By: Yes You Can! Health & Fitness

Mobility Matters

One of the most common mistakes I see people making in their exercise routine is a lack of flexibility and mobility work.  Flexibility and mobility are absolutely essential if you are to achieve your desired results long term.  This article will outline why it is so important, and then some really basic moves you can do to improve yourself. 

Why train Mobility?

The first, and most obvious, is to prevent injury.  One of the most frustrating things that can happen to an avid exerciser is injury, either due to overuse, or restriction of movement in a joint, causing over reliance on a muscle.  The result is that despite months and months of hard work, it could all mean nothing once you’re sitting on the sidelines.  Improving mobility in your joints, particularly key joints hips, knees and shoulders, will assist with this.

The second important reason is to increase your output.  No matter what your goal, you always want to perform exercises through the full range of motion.  Take squats for example – if your goal is hypertrophy, then full range, deep squats use more muscles, develop more strength and create higher amounts of human growth hormone, compared to the traditional parallel squat.  If your goal is weight loss, it’s a very simple equation; the bigger the exercise, the longer the range of motion (ROM), the more calories you burn.  To improve the squat for instance, you need to work on hip, quad and knee mobility, as well as lesser thought of thoracic spine.

Relating to this is not only the ability to perform further ROM, but to perform with a heavier load.  When your muscles are perfectly balanced and mobile enough to perform movements in correct position, you can put greater load on the muscle, therefore resulting in better gains, be they hypertrophy or caloric burn.  In the example of shoulder press / jerk, with poor thoracic spine mobility, the exerciser is likely to press the bar up and slightly out in front of the forehead, which places enormous stress on the front of the shoulder, resulting in rotator cuff injuries.  Correct thoracic spine and shoulder mobility will see the bar pressed directly above the ears, meaning load is placed on the core of the body, down through the hips and into the heels, allowing for much more weight to be lifted, and placing you in a much safer position.

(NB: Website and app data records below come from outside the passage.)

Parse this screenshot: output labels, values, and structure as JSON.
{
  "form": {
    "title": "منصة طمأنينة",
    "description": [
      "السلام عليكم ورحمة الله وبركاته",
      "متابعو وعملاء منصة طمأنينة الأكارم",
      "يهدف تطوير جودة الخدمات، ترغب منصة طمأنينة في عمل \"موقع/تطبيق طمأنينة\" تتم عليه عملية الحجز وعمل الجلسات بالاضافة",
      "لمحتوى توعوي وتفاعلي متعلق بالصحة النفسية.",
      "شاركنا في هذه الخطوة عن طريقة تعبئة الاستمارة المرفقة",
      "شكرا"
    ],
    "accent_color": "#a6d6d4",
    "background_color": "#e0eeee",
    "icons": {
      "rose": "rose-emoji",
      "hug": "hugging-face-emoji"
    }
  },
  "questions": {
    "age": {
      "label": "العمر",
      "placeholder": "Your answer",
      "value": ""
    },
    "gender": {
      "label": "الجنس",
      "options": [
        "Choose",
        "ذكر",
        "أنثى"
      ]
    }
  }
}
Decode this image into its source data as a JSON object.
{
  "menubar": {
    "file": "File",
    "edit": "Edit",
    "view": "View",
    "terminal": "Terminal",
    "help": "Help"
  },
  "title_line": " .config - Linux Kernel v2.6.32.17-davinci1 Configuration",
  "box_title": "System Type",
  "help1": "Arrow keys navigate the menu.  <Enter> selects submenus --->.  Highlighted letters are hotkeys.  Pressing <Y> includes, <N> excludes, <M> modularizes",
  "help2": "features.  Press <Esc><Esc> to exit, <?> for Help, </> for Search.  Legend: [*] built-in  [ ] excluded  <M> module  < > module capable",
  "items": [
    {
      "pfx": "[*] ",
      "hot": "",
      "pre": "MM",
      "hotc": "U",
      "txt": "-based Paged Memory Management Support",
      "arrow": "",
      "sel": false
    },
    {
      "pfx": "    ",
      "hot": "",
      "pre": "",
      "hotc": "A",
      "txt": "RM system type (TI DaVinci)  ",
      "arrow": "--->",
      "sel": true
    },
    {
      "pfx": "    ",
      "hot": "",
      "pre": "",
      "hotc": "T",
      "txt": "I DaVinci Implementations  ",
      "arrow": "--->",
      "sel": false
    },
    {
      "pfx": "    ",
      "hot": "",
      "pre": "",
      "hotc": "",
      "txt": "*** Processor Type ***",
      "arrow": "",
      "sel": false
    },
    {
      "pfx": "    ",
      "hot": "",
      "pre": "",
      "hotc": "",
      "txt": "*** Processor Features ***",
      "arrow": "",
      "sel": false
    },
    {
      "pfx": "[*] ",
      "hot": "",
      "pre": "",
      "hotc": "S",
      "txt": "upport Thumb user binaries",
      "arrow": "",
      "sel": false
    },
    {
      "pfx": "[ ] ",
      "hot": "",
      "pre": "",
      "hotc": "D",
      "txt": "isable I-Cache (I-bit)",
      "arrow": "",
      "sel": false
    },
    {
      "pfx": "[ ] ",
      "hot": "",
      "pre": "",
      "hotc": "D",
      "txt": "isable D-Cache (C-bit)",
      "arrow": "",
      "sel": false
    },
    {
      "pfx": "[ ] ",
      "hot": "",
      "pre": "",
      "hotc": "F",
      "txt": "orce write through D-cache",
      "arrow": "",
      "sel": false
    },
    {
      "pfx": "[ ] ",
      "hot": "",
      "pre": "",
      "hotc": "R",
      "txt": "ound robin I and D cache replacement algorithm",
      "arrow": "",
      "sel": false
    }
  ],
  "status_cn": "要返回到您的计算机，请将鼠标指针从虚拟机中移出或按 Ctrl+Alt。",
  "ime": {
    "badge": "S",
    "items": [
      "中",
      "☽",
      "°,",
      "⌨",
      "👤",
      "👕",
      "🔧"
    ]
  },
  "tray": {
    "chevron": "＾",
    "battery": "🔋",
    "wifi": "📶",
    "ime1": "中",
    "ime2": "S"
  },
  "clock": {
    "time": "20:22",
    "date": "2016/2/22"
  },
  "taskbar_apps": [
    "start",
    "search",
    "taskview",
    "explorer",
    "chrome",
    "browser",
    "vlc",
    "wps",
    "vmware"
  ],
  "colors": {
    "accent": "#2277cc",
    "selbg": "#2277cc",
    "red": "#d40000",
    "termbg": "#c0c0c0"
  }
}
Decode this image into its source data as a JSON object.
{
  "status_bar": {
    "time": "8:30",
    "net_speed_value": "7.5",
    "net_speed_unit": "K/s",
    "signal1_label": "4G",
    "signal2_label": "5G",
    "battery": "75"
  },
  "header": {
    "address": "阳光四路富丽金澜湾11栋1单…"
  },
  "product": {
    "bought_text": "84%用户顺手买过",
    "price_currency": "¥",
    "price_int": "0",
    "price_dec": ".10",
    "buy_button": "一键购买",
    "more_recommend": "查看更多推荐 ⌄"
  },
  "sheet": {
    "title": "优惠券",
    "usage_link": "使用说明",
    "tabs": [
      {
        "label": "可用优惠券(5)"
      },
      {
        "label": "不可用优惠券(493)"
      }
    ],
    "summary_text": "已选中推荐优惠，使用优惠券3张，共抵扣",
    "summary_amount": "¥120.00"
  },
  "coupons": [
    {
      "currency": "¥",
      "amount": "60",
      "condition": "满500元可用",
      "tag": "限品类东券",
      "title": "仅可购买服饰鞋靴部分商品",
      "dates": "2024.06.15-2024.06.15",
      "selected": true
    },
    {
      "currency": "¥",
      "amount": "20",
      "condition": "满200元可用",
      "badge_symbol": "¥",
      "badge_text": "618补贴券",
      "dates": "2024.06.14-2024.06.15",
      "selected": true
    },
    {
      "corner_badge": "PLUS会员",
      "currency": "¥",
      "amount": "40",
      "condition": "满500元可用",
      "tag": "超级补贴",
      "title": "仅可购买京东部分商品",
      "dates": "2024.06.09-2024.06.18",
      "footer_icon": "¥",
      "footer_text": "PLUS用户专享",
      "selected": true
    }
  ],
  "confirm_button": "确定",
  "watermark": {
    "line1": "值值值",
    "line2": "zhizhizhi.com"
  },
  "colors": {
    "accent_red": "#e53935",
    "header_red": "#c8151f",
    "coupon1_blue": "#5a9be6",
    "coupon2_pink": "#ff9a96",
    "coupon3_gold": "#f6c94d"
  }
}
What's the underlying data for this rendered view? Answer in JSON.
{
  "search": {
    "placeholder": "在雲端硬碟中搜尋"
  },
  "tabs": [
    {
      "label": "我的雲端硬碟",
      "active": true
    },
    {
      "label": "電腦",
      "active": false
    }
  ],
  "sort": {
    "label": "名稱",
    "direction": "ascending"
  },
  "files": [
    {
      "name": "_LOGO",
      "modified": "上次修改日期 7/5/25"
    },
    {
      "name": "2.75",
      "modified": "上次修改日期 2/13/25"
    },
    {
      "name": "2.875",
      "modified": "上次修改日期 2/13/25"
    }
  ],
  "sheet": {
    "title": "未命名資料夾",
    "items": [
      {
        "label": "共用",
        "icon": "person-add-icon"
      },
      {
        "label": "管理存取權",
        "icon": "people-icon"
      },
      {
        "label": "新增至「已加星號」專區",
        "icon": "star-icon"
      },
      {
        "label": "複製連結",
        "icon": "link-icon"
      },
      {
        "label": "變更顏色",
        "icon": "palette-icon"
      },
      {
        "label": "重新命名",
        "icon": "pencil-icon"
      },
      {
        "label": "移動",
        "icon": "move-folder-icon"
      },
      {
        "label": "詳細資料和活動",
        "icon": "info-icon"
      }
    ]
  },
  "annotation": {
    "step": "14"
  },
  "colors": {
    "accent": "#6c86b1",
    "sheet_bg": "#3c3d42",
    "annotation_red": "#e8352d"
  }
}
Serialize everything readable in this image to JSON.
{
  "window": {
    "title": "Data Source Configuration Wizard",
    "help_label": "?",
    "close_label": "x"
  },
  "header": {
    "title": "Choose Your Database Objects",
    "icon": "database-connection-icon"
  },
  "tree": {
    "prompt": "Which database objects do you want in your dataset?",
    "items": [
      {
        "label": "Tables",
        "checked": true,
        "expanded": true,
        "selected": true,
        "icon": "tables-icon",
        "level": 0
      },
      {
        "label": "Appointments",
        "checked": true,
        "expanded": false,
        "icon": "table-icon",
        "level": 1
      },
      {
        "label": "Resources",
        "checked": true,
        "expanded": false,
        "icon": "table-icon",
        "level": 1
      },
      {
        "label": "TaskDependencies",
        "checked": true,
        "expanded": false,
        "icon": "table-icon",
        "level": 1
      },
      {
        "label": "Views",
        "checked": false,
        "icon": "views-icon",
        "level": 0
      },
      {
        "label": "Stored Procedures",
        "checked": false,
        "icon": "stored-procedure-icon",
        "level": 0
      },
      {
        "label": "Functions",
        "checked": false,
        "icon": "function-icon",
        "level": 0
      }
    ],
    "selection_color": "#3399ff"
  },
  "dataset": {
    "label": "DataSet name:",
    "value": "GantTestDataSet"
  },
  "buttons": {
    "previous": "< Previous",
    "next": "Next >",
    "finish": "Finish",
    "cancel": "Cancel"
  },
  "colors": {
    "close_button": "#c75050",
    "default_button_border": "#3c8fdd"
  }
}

How to Increase Mobility?

The most common areas people need to mobilise are those that lock up in our day to day life of sitting in front of a computer / TV.  They are (working from the ground up) Thighs, hips, thoracic spine, chest and shoulders.  You’ll notice that I’ve mentioned almost everything!  You may also notice the ones that I’ve missed.   Traditionally people spend too much time stretching small muscles like triceps and calves, and not enough time on large muscles such as quads / glutes and upper back.  You will notice that I’ve also left out lower back.  The reason for this is you often don’t need to increase mobility in the lower back, rather it is the upper (thoracic) region of the spine that needs mobilisation. In fact, you need more stability in your lower back, keeping your spine safe

Added: 20-04-2011